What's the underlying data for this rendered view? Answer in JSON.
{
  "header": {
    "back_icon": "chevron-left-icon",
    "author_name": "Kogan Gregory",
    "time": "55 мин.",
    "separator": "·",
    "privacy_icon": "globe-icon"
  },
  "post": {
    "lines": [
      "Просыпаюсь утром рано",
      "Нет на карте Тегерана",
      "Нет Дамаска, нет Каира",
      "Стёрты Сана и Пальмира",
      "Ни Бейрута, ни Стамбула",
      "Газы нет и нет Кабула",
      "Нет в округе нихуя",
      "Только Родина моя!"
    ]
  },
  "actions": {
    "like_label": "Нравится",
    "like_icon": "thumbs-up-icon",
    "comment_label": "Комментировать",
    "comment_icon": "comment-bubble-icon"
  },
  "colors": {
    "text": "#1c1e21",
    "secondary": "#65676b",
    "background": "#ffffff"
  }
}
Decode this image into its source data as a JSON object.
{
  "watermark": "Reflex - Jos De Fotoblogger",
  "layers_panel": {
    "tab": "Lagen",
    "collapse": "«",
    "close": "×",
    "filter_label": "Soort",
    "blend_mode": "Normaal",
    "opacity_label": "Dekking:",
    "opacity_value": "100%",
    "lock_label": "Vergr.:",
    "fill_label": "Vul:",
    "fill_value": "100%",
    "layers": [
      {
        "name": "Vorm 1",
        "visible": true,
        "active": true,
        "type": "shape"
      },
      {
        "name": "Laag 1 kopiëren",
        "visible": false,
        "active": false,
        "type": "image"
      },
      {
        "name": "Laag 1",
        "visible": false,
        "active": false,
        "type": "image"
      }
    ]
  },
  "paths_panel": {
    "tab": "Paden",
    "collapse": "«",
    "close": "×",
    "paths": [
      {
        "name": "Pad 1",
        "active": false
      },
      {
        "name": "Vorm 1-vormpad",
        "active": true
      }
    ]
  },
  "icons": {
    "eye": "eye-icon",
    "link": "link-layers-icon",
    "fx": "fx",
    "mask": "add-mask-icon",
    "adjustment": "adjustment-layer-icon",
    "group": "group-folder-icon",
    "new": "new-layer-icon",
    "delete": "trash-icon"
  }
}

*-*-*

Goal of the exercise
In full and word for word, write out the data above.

Exercise result
What's the underlying data for this rendered view? Answer in JSON.
{
  "header": {
    "back_icon": "chevron-left-icon",
    "author_name": "Kogan Gregory",
    "time": "55 мин.",
    "separator": "·",
    "privacy_icon": "globe-icon"
  },
  "post": {
    "lines": [
      "Просыпаюсь утром рано",
      "Нет на карте Тегерана",
      "Нет Дамаска, нет Каира",
      "Стёрты Сана и Пальмира",
      "Ни Бейрута, ни Стамбула",
      "Газы нет и нет Кабула",
      "Нет в округе нихуя",
      "Только Родина моя!"
    ]
  },
  "actions": {
    "like_label": "Нравится",
    "like_icon": "thumbs-up-icon",
    "comment_label": "Комментировать",
    "comment_icon": "comment-bubble-icon"
  },
  "colors": {
    "text": "#1c1e21",
    "secondary": "#65676b",
    "background": "#ffffff"
  }
}
Decode this image into its source data as a JSON object.
{
  "watermark": "Reflex - Jos De Fotoblogger",
  "layers_panel": {
    "tab": "Lagen",
    "collapse": "«",
    "close": "×",
    "filter_label": "Soort",
    "blend_mode": "Normaal",
    "opacity_label": "Dekking:",
    "opacity_value": "100%",
    "lock_label": "Vergr.:",
    "fill_label": "Vul:",
    "fill_value": "100%",
    "layers": [
      {
        "name": "Vorm 1",
        "visible": true,
        "active": true,
        "type": "shape"
      },
      {
        "name": "Laag 1 kopiëren",
        "visible": false,
        "active": false,
        "type": "image"
      },
      {
        "name": "Laag 1",
        "visible": false,
        "active": false,
        "type": "image"
      }
    ]
  },
  "paths_panel": {
    "tab": "Paden",
    "collapse": "«",
    "close": "×",
    "paths": [
      {
        "name": "Pad 1",
        "active": false
      },
      {
        "name": "Vorm 1-vormpad",
        "active": true
      }
    ]
  },
  "icons": {
    "eye": "eye-icon",
    "link": "link-layers-icon",
    "fx": "fx",
    "mask": "add-mask-icon",
    "adjustment": "adjustment-layer-icon",
    "group": "group-folder-icon",
    "new": "new-layer-icon",
    "delete": "trash-icon"
  }
}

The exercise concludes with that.